Then we should shut down the aviation system and the highways because they don't pay for themselves either.

Steve Salazar

Why doesn't BNSF maintain THEIR OWN TRACKS?

Mike Johnson

Because those tracks are not used for any BNSF trains anymore. All freight was moved off that spur years ago. It is solely for Amtrak and Old Bill's little train. BTW, the Chief also stops in Springer for the scouts and locals.

Steve Salazar

I'll bet they don't just let the boondoggle and AMTRAK run for free. They need to take that track rental and use it for maintenance, or to pay Buffett's secretary more.

Mike Johnson

And if it hadn't been for Susie, the state would now own that white elephant of tracks from Raton to Lamy. Old Bill made the deal to buy it for his little train, committed money we badly needed elsewhere, but Susie negotiated a good deal to get our deposits back and saddle BNSF with the costly, mostly unused tracks.

Michael Numan

This whole problem is a good example of why NM lags behind other states in economic development. A Republican Governor who presumably leans toward state's rights argues that Amtrak already receives subsidies from the Feds, so she is less willing to help the development of our state and its railways by committing state funds. This kind of behavior will always keep us undeveloped and wondering why people and businesses are not attracted to NM.

Welcome to the discussion.

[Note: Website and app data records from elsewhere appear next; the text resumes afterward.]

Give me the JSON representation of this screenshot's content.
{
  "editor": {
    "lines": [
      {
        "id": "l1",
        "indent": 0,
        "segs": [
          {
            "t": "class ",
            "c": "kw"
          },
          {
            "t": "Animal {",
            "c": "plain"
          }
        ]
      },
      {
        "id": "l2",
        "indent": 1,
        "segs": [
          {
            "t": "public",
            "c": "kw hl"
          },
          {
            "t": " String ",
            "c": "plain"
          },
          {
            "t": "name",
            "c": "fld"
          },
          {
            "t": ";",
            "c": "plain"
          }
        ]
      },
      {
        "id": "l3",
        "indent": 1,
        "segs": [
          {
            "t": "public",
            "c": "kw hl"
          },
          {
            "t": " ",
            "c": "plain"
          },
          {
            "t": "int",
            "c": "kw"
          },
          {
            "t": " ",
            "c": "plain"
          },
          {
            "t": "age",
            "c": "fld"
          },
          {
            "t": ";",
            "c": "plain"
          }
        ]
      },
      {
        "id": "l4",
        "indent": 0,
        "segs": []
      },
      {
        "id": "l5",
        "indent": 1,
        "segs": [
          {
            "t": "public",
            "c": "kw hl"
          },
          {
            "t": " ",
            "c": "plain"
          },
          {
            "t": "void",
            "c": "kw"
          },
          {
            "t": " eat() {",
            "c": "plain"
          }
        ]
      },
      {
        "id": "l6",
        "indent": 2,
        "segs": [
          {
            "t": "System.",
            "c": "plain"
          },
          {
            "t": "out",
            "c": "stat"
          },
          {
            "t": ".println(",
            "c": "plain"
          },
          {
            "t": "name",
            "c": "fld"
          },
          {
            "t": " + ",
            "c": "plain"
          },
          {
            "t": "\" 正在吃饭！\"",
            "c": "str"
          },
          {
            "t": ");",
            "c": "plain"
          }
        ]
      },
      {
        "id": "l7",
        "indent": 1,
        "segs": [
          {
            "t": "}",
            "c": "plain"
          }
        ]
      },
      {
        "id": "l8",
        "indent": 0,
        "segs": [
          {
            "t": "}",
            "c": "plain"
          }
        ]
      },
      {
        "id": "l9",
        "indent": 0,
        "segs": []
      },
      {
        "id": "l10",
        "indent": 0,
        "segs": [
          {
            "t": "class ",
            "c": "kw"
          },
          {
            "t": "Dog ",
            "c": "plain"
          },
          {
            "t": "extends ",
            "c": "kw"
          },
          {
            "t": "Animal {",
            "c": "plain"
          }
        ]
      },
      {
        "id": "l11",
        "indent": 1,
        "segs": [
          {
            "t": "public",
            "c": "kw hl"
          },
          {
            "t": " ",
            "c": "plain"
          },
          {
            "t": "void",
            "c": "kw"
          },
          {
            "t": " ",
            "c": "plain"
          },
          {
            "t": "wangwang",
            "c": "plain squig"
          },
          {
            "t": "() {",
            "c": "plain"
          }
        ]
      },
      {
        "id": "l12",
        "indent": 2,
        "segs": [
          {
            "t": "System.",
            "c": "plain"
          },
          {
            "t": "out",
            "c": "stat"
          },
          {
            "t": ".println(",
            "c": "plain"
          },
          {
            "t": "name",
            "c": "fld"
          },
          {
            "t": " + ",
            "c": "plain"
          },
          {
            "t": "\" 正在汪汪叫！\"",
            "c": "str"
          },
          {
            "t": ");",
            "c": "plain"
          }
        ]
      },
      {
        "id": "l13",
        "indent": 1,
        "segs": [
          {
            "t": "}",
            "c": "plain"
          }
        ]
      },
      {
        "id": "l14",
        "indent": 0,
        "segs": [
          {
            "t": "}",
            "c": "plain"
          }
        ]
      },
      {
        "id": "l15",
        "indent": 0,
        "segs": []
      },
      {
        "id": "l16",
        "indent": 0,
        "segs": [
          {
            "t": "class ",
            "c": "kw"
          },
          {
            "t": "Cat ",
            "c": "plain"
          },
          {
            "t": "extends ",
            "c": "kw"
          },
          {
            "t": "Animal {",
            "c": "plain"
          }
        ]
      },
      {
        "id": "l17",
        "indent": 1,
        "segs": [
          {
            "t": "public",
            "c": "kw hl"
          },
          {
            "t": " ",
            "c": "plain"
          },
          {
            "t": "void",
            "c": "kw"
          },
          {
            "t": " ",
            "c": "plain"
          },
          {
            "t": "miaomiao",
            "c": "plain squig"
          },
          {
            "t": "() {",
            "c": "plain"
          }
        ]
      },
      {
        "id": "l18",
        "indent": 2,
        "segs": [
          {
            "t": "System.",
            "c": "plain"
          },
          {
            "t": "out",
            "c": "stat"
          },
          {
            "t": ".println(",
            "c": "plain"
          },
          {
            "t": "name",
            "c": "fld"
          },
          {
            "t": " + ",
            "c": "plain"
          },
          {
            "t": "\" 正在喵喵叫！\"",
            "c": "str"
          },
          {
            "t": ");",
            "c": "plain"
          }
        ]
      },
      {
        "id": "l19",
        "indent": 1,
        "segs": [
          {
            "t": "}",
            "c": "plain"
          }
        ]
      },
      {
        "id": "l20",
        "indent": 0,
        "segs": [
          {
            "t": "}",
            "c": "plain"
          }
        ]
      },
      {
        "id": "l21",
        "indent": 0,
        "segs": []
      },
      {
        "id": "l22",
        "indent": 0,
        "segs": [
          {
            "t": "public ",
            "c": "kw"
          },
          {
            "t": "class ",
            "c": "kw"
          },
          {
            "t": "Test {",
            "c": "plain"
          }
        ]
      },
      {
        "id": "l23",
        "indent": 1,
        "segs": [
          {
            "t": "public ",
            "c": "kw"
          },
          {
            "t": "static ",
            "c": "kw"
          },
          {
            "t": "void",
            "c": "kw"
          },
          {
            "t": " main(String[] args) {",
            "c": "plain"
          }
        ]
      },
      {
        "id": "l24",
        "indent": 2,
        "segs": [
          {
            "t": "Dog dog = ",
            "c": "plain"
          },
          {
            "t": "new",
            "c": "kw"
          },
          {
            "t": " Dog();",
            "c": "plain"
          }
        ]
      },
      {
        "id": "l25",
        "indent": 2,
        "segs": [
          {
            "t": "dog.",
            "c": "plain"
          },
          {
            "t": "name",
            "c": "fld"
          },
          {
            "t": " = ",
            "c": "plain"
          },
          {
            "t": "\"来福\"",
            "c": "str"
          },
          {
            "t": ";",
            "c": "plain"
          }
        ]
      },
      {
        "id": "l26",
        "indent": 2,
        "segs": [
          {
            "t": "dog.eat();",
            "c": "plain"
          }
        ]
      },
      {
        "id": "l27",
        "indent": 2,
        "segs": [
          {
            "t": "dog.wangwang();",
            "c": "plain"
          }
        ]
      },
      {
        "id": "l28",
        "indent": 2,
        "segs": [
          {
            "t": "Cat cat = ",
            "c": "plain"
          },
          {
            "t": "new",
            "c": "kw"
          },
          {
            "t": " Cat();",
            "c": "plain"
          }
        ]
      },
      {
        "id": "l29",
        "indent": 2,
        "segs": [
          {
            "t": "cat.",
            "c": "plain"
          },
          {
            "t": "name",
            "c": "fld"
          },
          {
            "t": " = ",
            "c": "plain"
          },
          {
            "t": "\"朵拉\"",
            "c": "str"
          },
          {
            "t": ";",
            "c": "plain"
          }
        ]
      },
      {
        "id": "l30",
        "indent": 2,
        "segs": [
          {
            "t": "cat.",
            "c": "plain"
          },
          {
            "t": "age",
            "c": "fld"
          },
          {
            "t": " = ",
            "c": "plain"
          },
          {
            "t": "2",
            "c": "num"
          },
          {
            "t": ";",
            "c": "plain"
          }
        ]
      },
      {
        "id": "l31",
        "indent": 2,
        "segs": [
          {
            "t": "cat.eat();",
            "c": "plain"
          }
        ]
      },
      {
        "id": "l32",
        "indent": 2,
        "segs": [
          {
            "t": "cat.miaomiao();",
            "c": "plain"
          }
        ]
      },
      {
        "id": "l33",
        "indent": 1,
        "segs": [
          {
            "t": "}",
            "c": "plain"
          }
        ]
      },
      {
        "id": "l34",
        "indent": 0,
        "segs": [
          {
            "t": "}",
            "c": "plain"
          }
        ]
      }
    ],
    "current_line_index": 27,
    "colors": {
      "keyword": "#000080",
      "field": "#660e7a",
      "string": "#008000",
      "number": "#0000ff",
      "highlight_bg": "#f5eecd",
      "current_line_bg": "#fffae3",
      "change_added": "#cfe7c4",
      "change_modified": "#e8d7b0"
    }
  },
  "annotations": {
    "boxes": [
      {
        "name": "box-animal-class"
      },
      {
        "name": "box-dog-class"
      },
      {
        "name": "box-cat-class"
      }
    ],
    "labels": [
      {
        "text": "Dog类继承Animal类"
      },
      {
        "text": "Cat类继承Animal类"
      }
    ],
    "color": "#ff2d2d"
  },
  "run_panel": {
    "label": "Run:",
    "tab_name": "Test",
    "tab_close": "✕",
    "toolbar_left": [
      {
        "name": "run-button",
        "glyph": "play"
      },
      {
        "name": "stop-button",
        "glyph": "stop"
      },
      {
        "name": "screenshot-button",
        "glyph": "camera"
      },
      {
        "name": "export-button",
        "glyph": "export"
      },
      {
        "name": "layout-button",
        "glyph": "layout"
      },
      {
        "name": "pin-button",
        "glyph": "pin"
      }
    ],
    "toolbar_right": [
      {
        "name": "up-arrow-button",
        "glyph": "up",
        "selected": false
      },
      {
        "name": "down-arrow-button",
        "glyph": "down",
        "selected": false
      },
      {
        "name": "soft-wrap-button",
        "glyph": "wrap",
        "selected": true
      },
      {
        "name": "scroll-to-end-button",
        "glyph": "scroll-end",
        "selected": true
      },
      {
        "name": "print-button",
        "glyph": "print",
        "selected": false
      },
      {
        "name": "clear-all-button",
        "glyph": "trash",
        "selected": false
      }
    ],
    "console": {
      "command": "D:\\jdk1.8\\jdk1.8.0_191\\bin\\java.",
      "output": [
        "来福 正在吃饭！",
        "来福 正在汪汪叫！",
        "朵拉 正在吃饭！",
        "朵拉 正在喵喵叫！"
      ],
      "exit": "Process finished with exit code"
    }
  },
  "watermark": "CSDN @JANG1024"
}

Thank you for joining the conversation on Santafenewmexican.com. Please familiarize yourself with the community guidelines. Avoid personal attacks: Lively, vigorous conversation is welcomed and encouraged, insults, name-calling and other personal attacks are not. No commercial peddling: Promotions of commercial goods and services are inappropriate to the purposes of this forum and can be removed. Respect copyrights: Post citations to sources appropriate to support your arguments, but refrain from posting entire copyrighted pieces. Be yourself: Accounts suspected of using fake identities can be removed from the forum.